Odds & Ends were a family affair, consisting of siblings Wanda (December 29, 1952) and Larry Butler (January 31, 1951), and Jim Grant (August 26, 1955); Grant had a different father but the same mother. Originally from Dorchester, GA, the youngsters sang in school and church before moving to Philadelphia when Wanda, aka Doll, was 13.
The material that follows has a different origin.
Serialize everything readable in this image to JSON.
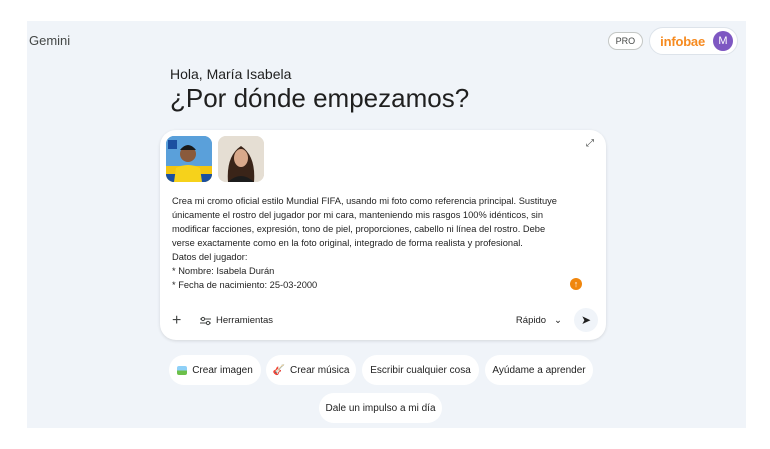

Philly's fast-talking disc jockeys Sonny "the Mighty Burner" Hobson and Jerry "the Geater with the Heater" Blavatt fascinated the Southern teens. Naturally talented, they formed Doll and the Odds & Ends and worked up some secular songs. Mom's (Regina Grant) basement doubled as a rehearsal room for her kids. Doll and Larry did a Marvin Gaye and Tammi Terrell takeoff, but Mom wanted Jim involved and they acquiesced. Jim didn't like singing -- he hated it. Larry had to pay his younger brother to rehearse, but he did enjoy dancing and busting moves while Doll and Larry performed. Jim's only solos through Odds & Ends' existence were Bill Withers' "Ain't No Sunshine" and Edwin Starr's "Twenty Five Miles." Mrs. Grant encouraged them to sing together because she sang gospel with her siblings and cousins in Georgia but never got anywhere.
They rehearsed diligently and were accompanied in Mom's basement by Kenneth Jackson (guitar), Tyrone Braxton (piano), Kenny Stone (xylophone), and a drummer. These musicians were history, however, when the trio started recording. Robert Hawes assumed the managerial duties after observing them perform at family gigs, such as cookouts and weddings.
Hawes got the ears of Bobby Martin and Thom Bell; an audition followed, and soon the group signed with Today Records as Odds & Ends. The first release, "Let Me Try" (August 1970) -- produced by Bobby Martin -- was an irresistible beat ballad that sold well in Philly, Jersey, and New York, but never broke nationally; Doll sang lead in a totally engaging style that defied her age. Many believed Odds & Ends was a female group because Larry and Jim sang extremely high; the flip side "Foot Track" was a frantic, up-tempo number.
At their first recording session Doll was pregnant with her first son, Keith, which didn't set well with her producers or recording company. By the age of 18, Doll was married, with a kid. If this wasn't enough, Bell and Martin, both arrangers, began quibbling over arrangements and productions. Their next single, "Love Makes the World Go 'Round" (January 1971), was a creamy floater produced by Thom Bell that rivaled Deon Jackson's original. It was their biggest recording but they don't think so because their bookings didn't increase. They did see an improvement with their third single, "Who Could Doubt My Love," a slight rip of Holland-Dozier-Holland's "Who Could Ever Doubt My Love" b/w "Foot Track"; Bell's writing partner, Linda Creed, joined on backing vocals. It was the last time Bell worked with them. The increase in live work was a carryover from the impact "Love Makes the World Go Round" made on the charts. Terry Philips produced "Give Me Something" b/w "Who Could Doubt My Love" in December of 1971. But Bell left, and Martin soon followed, killing a proposed album. The final Odds & Ends single "Talk That Talk" b/w a remake of Jay & the Techniques' "Apple Peaches Pumpkin Pie" -- both written by Maurice Irby and produced by Patrick Adams -- should have been a two-sided hit, but languished in obscurity despite outstanding vocals by Doll.
After five singles Odds & Ends was history. Jim never sang again. According to Doll, "BMI sent Jim a big royalty performance check, but didn't send me or Larry one." They later discovered the check was intended for James Grant, a Philly songwriter who wrote "Stop to Start" (Blue Magic) and "La La at the End" (Little Anthony & the Imperials).
Explaining the songwriting collaboration with her brothers, Doll says "Larry would doodle some lyrics, I smoothed them out and if the song was a ballad I added a verse; Larry finished the melody, and Jim added background parts." A younger brother, Michael, also got pushed by Mom but suffered from incurable stage fright.
Near the end of the '70s they formed Unity which consisted of Doll, Larry, and Mark King; the trio recorded for United Artists Records. Perception/Today kept the name Odds & Ends, hence the change. The same three also recorded as Three Million on Cotillion Records, changing names again when the label claimed ownership of Unity. Larry left music around 1991 after failing to get the Butlers, a gospel group consisting of him, Doll, and their Mom, Regina, off the ground after recording nearly an album's worth of material; Jim owns a hauling business; Doll, whose married name is Wanda Maultasby, has been inactive since 1994 when her third manager, Reggie Wilder, died -- Wilder was pushing her as a solo act, something she regretted not doing years before. ~ Andrew Hamilton, Rovi